Segment Start: Information provided

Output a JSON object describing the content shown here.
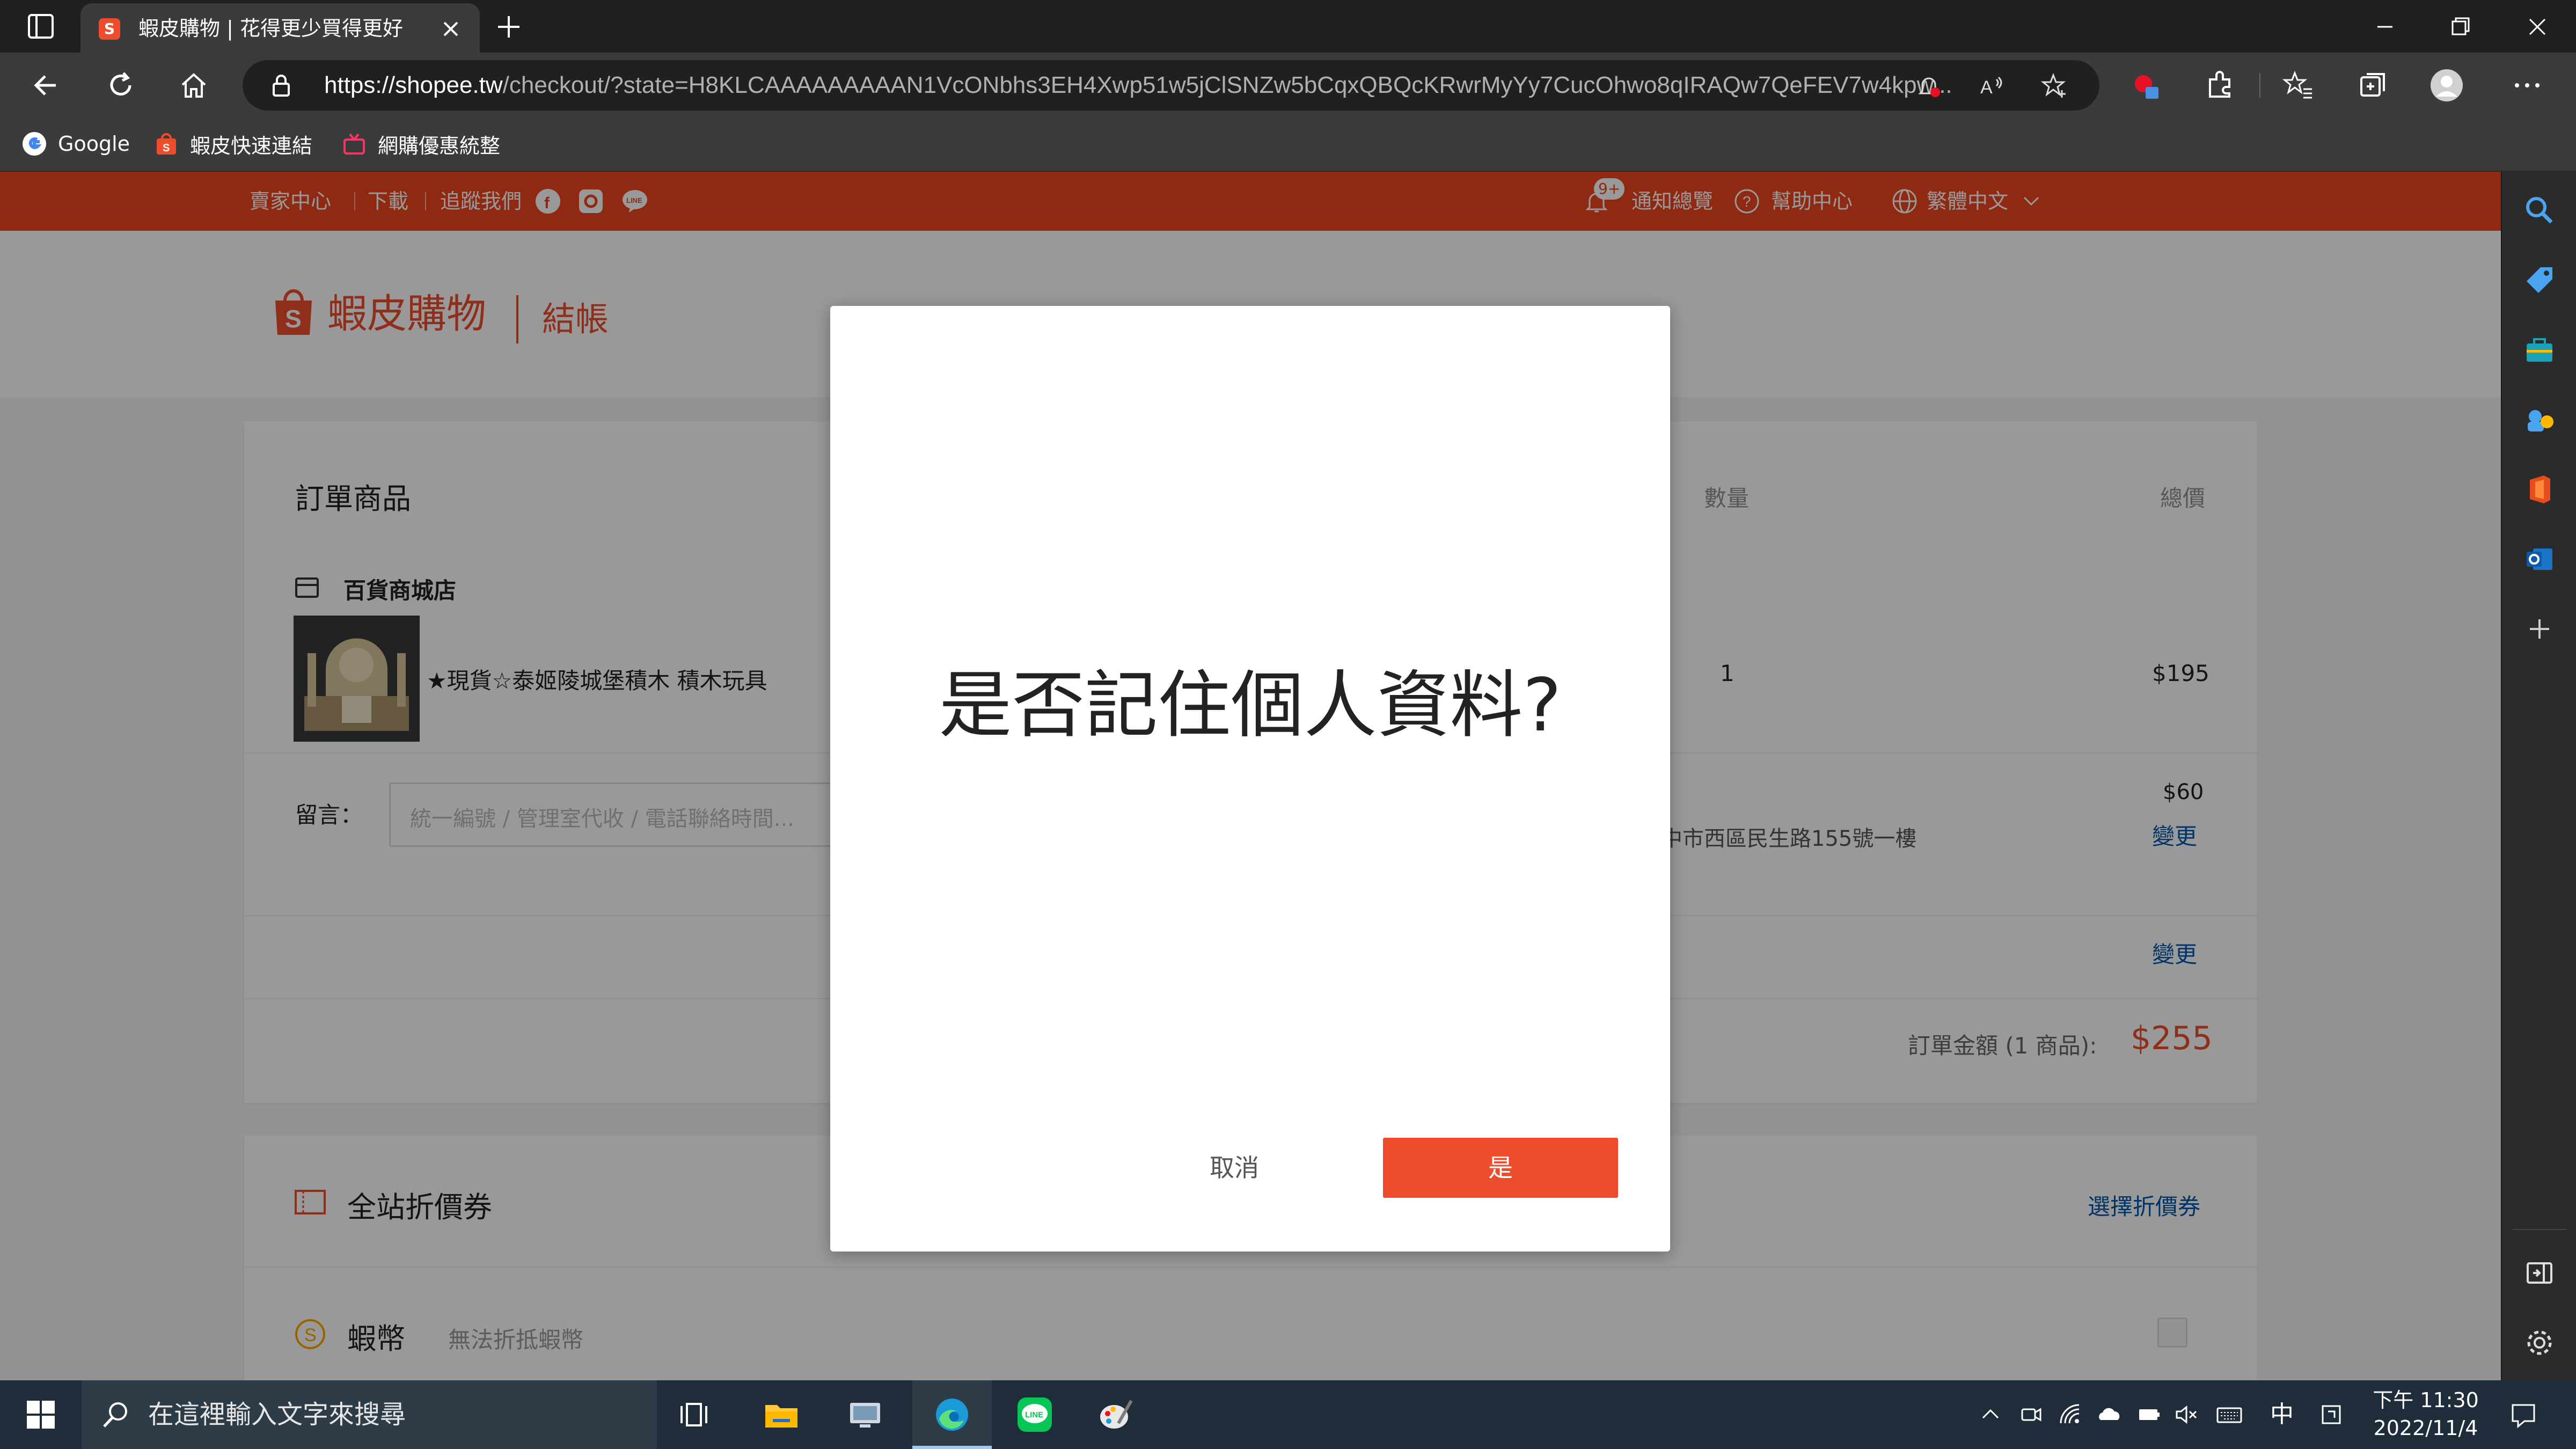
{
  "browser": {
    "tab_title": "蝦皮購物 | 花得更少買得更好",
    "url_host": "https://shopee.tw",
    "url_rest": "/checkout/?state=H8KLCAAAAAAAAAN1VcONbhs3EH4Xwp51w5jClSNZw5bCqxQBQcKRwrMyYy7CucOhwo8qIRAQw7QeFEV7w4kpw...",
    "favorites": [
      {
        "label": "Google"
      },
      {
        "label": "蝦皮快速連結"
      },
      {
        "label": "網購優惠統整"
      }
    ]
  },
  "shopee": {
    "topbar": {
      "seller_center": "賣家中心",
      "download": "下載",
      "follow_us": "追蹤我們",
      "notification_badge": "9+",
      "notifications": "通知總覽",
      "help": "幫助中心",
      "language": "繁體中文"
    },
    "brand": "蝦皮購物",
    "page_title": "結帳",
    "order": {
      "header": "訂單商品",
      "col_qty": "數量",
      "col_total": "總價",
      "shop_name": "百貨商城店",
      "product_name": "★現貨☆泰姬陵城堡積木 積木玩具",
      "qty": "1",
      "price": "$195",
      "message_label": "留言：",
      "message_placeholder": "統一編號 / 管理室代收 / 電話聯絡時間...",
      "shipping_fee": "$60",
      "address_partial": "中市西區民生路155號一樓",
      "change_link": "變更",
      "change_link2": "變更",
      "subtotal_label": "訂單金額 (1 商品):",
      "subtotal_value": "$255"
    },
    "voucher": {
      "title": "全站折價券",
      "select_link": "選擇折價券"
    },
    "coins": {
      "title": "蝦幣",
      "note": "無法折抵蝦幣"
    }
  },
  "modal": {
    "message": "是否記住個人資料?",
    "cancel_label": "取消",
    "confirm_label": "是"
  },
  "taskbar": {
    "search_placeholder": "在這裡輸入文字來搜尋",
    "ime": "中",
    "time": "下午 11:30",
    "date": "2022/11/4"
  },
  "colors": {
    "shopee_orange": "#ee4d2d",
    "topbar_orange": "#f1451f",
    "link_blue": "#05a"
  }
}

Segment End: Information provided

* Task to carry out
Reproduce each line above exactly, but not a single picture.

* Answer to this task
Output a JSON object describing the content shown here.
{
  "browser": {
    "tab_title": "蝦皮購物 | 花得更少買得更好",
    "url_host": "https://shopee.tw",
    "url_rest": "/checkout/?state=H8KLCAAAAAAAAAN1VcONbhs3EH4Xwp51w5jClSNZw5bCqxQBQcKRwrMyYy7CucOhwo8qIRAQw7QeFEV7w4kpw...",
    "favorites": [
      {
        "label": "Google"
      },
      {
        "label": "蝦皮快速連結"
      },
      {
        "label": "網購優惠統整"
      }
    ]
  },
  "shopee": {
    "topbar": {
      "seller_center": "賣家中心",
      "download": "下載",
      "follow_us": "追蹤我們",
      "notification_badge": "9+",
      "notifications": "通知總覽",
      "help": "幫助中心",
      "language": "繁體中文"
    },
    "brand": "蝦皮購物",
    "page_title": "結帳",
    "order": {
      "header": "訂單商品",
      "col_qty": "數量",
      "col_total": "總價",
      "shop_name": "百貨商城店",
      "product_name": "★現貨☆泰姬陵城堡積木 積木玩具",
      "qty": "1",
      "price": "$195",
      "message_label": "留言：",
      "message_placeholder": "統一編號 / 管理室代收 / 電話聯絡時間...",
      "shipping_fee": "$60",
      "address_partial": "中市西區民生路155號一樓",
      "change_link": "變更",
      "change_link2": "變更",
      "subtotal_label": "訂單金額 (1 商品):",
      "subtotal_value": "$255"
    },
    "voucher": {
      "title": "全站折價券",
      "select_link": "選擇折價券"
    },
    "coins": {
      "title": "蝦幣",
      "note": "無法折抵蝦幣"
    }
  },
  "modal": {
    "message": "是否記住個人資料?",
    "cancel_label": "取消",
    "confirm_label": "是"
  },
  "taskbar": {
    "search_placeholder": "在這裡輸入文字來搜尋",
    "ime": "中",
    "time": "下午 11:30",
    "date": "2022/11/4"
  },
  "colors": {
    "shopee_orange": "#ee4d2d",
    "topbar_orange": "#f1451f",
    "link_blue": "#05a"
  }
}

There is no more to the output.